    Now do understand that prices and quanities may vary these are just quick estimates
    i agree with the above averages on cost but do you really want to place cost over your life if you may need the extra power? shot placement is whats on my mind.

  15. #15
    Member
    Join Date
    Oct 2008
    Location
    North Pole Alaska
    Posts
    166

    Default Extra power

    I also believe shot placement is the most important part but, If you cant afford to practice with the weapon then extra power is a waste.

  16. #16
    Sponsor ADfields's Avatar
    Join Date
    Nov 2008
    Location
    Missing Palmer AK in Phonix AZ.
    Posts
    6,416

    Default

    Quote Originally Posted by MikeL View Post
    I also believe shot placement is the most important part but, If you cant afford to practice with the weapon then extra power is a waste.
    You can load a 460 for about $.03 more per round than 454, and about $.07 a round than a 45lc/44mag. And it's a fun gun related hobby when it's -16 out, like it is here tonight!

    Andy

  17. #17
    Member JeepStew's Avatar
    Join Date
    May 2008
    Location
    allover alaska
    Posts
    28

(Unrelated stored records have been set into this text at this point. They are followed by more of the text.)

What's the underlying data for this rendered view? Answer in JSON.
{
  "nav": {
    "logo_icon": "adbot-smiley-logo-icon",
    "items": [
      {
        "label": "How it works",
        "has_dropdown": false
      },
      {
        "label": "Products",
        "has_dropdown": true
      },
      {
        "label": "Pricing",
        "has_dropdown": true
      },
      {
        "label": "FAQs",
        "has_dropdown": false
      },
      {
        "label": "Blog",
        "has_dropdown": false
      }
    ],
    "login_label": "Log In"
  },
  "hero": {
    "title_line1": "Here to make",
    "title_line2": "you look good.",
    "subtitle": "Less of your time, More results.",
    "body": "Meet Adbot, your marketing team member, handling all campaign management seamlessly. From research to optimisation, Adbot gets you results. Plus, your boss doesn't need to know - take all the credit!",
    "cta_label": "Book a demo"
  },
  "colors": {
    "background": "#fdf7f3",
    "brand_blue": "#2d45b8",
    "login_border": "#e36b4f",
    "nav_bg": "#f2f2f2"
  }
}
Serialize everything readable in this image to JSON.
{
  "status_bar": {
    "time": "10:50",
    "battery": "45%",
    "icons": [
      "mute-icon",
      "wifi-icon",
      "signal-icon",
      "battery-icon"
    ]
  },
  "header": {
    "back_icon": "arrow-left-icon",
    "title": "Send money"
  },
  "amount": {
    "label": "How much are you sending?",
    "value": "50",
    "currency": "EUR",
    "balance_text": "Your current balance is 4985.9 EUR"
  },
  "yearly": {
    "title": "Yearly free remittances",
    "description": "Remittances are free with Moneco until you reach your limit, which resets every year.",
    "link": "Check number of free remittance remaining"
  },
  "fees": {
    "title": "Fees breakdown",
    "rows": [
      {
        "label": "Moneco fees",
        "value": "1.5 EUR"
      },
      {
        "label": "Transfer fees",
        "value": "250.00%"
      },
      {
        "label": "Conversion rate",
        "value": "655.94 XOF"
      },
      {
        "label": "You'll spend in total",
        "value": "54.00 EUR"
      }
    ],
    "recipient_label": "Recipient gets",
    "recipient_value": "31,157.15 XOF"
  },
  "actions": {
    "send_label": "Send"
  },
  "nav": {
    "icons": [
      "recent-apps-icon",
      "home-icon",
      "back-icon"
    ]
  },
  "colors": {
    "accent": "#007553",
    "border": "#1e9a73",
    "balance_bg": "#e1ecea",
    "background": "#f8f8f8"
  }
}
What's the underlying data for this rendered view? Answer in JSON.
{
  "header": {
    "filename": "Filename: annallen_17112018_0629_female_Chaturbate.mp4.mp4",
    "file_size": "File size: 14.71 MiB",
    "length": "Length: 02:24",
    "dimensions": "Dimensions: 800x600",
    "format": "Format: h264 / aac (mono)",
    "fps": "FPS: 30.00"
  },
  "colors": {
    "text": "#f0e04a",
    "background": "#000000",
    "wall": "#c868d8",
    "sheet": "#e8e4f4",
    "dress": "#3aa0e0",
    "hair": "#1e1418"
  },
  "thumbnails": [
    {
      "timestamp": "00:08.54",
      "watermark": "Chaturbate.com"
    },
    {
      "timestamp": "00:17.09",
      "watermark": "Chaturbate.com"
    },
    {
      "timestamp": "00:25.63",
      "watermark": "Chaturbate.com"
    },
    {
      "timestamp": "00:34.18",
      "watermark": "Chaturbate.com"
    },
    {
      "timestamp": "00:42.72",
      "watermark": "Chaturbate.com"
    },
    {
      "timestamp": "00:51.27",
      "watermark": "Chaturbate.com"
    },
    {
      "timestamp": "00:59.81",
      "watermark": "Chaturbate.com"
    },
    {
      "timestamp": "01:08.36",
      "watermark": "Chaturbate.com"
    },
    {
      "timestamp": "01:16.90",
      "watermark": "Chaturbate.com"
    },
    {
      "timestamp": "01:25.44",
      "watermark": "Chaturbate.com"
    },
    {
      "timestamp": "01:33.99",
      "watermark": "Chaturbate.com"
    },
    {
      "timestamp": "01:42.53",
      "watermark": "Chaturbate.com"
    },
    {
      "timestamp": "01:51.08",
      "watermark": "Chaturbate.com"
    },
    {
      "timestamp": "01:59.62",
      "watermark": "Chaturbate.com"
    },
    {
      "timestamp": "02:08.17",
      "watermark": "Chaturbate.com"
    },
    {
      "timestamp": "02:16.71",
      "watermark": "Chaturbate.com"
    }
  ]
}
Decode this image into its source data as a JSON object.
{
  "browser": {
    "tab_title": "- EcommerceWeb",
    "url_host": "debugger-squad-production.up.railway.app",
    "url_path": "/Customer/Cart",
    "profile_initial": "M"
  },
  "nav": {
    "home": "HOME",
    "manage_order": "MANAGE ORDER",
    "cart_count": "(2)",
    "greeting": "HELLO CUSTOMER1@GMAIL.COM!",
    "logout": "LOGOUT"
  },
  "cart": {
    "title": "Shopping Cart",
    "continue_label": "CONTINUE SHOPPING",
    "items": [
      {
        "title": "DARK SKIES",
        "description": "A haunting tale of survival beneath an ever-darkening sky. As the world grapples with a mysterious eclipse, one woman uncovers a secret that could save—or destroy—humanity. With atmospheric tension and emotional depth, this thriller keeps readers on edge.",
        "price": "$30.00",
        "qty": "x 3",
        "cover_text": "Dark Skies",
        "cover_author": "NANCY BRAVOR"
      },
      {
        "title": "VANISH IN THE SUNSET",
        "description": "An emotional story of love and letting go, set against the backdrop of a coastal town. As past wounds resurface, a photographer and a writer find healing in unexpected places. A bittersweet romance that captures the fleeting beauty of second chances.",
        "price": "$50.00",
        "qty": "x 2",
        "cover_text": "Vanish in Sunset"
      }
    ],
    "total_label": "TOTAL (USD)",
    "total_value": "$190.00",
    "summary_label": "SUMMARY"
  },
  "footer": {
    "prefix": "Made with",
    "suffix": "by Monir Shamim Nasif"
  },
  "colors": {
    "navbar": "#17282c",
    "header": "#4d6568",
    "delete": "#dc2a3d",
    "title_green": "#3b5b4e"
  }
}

    Default

    Quote Originally Posted by MikeL View Post
    I also believe shot placement is the most important part but, If you cant afford to practice with the weapon then extra power is a waste.

    thats why you just practice with a laser grip and dont dry fire. if i worried about the cost of a bullet each time i fired i wouldnt shoot at all. its like camaro's vs. nova's.....

    i am not picking on you but really if we can afford the guns we can afford the bullets no matter the make and model

  18. #18
    Member
    Join Date
    Oct 2008
    Location
    North Pole Alaska
    Posts
    166

    Default Cost

    Don't worry about my feelings jeepstew, we all can't be as rich as you and not care about how much ammo cost. I think reloading will be my next hobby. also where did you find a laser grip for a x frame i would look into purchasing one.

  19. #19
    Member ADUKHNT's Avatar
    Join Date
    Jun 2007
    Location
    Eagle River
    Posts
    503

    Default

    Another vote for the 460 5" carried in a Dave Johnston Guides Gear holster. For the versatility, comfort and the price I don't believe it can be beat.

  20. #20
    Member
    Join Date
    Apr 2008
    Posts
    2,448

    Default

    A .460 has a hell of a lot of recoil. If you practice with lower recoil rounds you will not be acustomed to the recoil and in my opinion that is why you need to practice with it full bore so you can do follow up shots quickly. I went with a .454. With 360grn bullets, its a nasty weapon but can you ever have enough with a brown??

Page 1 of 2 12 LastLast

Bookmarks

Posting Permissions

  • You may not post new threads
  • You may not post replies
  • You may not post attachments
  • You may not edit your posts
  •